What insecticide did you use for grub control? Imidacloprid (Merit) is a common active ingredient used for the control of grubs for over ten years and has shown no impact on earthworms. Copper fungicides are organic yet copper in the soil is death to earthworms. It all depends on what you use. Not all pesticides kill earthworms and not all organic or home remedies are safe for worms.
In the future, consider the use of nematodes that target white grubs. They are natural, safe (except for white grubs), and last for more than one season. Milky spore is also an effective natural control for Japanese Beetle grubs. Unfortunately milky spore will not affect other annual white grubs.
I know that Scotts does a good job of marketing the need for yearly grub control applications, but this is seldom the truth for the average homeowner. Good Integrated Pest Management teaches that you should scout first and only apply pesticides when economic or aesthetic thresholds are exceeded. For grubs that means that if you have a density of annual white grubs that exceed 10-12 per square foot, you should consider control. Below this number and your lawn grows faster than the damage created by grubs so no pesticide application is really needed.
"Earthworms are generally susceptible to carbamate compounds, which will significantly reduce their populations. Carbaryl, a carbamate pesticide often used for insect control, acts as a cholinesterase inhibitor, thereby producing long-lasting immobility and rigidity. Bendiocarb (Turcam) and propoxure (Baygon) are two other carbamate insecticides that cause paralysis in earthworms at normal dose rates. Carbofuran, another carbamate, is also very toxic to earthworms. Moreover, a sublethal response, characterized by weight loss, delayed clitellum development, and absence of cocoon production, has also been observed at recommended rates of carbofuran application.

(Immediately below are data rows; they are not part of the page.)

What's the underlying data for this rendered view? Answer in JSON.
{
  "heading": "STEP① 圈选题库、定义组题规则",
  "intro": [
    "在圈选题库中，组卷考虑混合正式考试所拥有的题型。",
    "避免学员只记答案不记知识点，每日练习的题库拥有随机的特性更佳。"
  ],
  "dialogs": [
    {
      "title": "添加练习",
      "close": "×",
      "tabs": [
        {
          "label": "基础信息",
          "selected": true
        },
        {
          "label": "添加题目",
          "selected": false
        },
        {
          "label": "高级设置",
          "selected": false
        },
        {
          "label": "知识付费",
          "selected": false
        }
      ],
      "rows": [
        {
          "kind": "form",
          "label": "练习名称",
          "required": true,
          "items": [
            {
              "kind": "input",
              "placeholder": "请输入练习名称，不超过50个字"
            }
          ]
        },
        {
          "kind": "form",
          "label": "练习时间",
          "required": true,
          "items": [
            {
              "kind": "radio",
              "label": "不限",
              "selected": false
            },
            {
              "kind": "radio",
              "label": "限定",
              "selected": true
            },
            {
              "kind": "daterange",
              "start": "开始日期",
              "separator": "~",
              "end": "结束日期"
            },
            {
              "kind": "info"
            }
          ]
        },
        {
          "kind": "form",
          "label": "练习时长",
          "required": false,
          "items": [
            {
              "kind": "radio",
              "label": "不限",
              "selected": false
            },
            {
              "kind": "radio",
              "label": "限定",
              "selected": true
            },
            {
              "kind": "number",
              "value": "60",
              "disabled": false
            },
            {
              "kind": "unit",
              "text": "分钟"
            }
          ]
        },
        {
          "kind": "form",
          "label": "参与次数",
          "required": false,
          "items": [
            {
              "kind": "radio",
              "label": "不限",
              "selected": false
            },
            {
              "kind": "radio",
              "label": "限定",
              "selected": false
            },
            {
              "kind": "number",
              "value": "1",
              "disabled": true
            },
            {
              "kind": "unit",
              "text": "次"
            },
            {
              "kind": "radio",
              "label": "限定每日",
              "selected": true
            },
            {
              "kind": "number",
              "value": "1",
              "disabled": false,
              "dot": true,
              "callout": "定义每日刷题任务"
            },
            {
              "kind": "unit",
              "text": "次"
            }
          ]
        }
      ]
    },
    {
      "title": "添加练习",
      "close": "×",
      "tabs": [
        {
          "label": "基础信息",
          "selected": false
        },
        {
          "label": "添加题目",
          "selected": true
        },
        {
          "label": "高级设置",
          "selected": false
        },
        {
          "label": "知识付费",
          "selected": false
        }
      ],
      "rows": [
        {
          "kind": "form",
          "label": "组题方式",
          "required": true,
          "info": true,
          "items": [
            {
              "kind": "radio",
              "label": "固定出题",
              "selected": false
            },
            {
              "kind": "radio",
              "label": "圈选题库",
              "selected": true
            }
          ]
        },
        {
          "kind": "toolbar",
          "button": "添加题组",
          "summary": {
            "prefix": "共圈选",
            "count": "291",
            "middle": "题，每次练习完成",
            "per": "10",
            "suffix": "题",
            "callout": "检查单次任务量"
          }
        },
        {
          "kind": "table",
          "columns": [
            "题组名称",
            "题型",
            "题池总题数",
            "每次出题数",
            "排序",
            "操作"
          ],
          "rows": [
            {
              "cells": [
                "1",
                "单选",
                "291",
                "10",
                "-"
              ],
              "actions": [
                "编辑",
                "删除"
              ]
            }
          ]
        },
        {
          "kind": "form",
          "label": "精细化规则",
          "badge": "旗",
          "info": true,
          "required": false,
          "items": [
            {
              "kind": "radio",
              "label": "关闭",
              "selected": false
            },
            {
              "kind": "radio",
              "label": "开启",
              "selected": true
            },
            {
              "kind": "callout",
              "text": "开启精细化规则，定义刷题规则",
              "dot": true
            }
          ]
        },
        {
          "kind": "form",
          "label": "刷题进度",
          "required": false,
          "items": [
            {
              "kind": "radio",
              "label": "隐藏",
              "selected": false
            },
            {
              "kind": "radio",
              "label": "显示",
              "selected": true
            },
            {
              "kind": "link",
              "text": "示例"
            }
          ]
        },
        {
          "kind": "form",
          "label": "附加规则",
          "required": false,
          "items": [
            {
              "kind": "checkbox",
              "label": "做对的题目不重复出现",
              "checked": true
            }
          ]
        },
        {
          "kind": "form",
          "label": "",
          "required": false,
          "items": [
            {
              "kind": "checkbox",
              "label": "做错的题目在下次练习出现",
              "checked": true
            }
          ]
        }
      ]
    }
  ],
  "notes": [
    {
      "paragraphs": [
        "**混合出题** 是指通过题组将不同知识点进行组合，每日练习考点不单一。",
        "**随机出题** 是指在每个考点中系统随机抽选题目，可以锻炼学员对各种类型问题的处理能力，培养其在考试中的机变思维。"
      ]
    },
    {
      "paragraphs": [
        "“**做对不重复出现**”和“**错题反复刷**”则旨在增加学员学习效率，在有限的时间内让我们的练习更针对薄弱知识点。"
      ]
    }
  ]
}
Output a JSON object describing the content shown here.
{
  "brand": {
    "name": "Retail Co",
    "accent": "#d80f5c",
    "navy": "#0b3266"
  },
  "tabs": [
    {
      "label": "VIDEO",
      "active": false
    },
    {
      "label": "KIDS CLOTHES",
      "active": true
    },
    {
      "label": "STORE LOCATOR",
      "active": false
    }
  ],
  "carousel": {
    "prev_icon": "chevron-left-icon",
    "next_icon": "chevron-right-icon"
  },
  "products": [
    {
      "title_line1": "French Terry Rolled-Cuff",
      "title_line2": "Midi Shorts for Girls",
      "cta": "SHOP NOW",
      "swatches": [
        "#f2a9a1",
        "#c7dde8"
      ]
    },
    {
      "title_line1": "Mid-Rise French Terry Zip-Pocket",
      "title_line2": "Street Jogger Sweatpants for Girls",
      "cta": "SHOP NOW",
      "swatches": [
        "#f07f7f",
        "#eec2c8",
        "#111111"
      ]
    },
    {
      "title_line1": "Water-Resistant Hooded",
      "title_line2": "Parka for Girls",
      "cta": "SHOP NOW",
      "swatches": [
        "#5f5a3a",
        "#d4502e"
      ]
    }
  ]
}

Organophosphates are the most widely used class of turf insecticides. They have been successful in controlling white grubs, mole crickets, chinch bugs, and sod webworms, to name a few. Of the organophosphates, ethoprop is the most toxic to earthworms. In contrast, chlorpyrifos, isofenphos, and trichlorfon are considered non-toxic to earthworms when applied at normal dose rates."